I called Great-Aunt Carolyn when I got to Spokane, and she said, “Where are you?”
“Here,” I told her. “I’m here, just a little turned around. What cross street am I looking for?”
She filled me in, and added, “Ed is already downstairs waiting for you.”
Ed, my great-uncle, turned 97 this year. But when I got to the assisted living facility, he was standing outside with his walker, keeping a sharp eye out. I rolled down the window and said, “Hey, soldier, going my way?” I always liked to make him laugh, because he looked just like his older sister, my grandmother, when he got that twinkle in his eye.
I say ‘looked’ because last month he passed away—just in time, his daughter said, for him to spend Veterans’ Day with his buddies. I could tell he missed them, the last time we spoke. Over and over he said, “It was a good life.”
Yes, sir. Yes, it was.
I wish you could have met my Uncle Ed. He was like a meteor in my life—he’d soar in with his stories and his larger-than-life persona, and I wanted so much to be adventurous like him. When he heard I was driving across the country, and planned to stop and visit, he said, “I used to do stupid stuff like that, when I was your age.”
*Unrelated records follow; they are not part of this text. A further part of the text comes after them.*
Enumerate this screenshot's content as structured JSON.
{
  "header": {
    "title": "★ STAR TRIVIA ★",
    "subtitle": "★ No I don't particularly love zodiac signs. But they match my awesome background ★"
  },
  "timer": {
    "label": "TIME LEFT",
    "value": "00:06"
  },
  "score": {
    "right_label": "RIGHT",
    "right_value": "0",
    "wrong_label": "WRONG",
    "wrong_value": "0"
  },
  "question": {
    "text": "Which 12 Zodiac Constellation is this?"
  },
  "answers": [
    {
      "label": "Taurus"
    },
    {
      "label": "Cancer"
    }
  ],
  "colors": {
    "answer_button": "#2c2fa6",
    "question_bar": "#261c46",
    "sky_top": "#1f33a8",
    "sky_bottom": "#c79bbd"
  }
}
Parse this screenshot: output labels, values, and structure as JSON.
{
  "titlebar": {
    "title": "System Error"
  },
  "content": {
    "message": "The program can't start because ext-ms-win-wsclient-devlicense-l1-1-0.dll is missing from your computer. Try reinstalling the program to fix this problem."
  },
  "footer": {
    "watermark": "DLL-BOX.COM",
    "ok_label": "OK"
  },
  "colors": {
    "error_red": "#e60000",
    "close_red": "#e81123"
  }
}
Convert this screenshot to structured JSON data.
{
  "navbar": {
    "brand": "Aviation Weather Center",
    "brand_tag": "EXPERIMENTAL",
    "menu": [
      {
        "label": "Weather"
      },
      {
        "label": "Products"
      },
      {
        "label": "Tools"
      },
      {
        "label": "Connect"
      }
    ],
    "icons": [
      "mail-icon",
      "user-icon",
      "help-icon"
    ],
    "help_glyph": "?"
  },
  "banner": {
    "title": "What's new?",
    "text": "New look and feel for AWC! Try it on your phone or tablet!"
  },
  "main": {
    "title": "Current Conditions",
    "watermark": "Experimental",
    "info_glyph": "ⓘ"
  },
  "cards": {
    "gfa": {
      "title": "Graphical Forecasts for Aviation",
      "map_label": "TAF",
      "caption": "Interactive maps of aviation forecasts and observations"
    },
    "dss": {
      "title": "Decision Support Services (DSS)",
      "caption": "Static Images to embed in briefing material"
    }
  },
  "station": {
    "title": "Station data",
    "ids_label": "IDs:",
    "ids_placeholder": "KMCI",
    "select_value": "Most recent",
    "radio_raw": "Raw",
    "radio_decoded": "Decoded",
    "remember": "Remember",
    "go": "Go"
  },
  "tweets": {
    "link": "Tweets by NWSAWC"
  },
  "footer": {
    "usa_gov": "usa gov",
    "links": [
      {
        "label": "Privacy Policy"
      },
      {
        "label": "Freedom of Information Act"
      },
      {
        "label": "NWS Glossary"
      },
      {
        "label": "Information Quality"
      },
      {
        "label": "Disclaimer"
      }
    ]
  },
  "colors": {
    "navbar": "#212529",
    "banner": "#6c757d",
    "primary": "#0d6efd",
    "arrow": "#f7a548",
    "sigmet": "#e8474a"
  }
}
I laughed. It was exactly what I had in mind when I set out.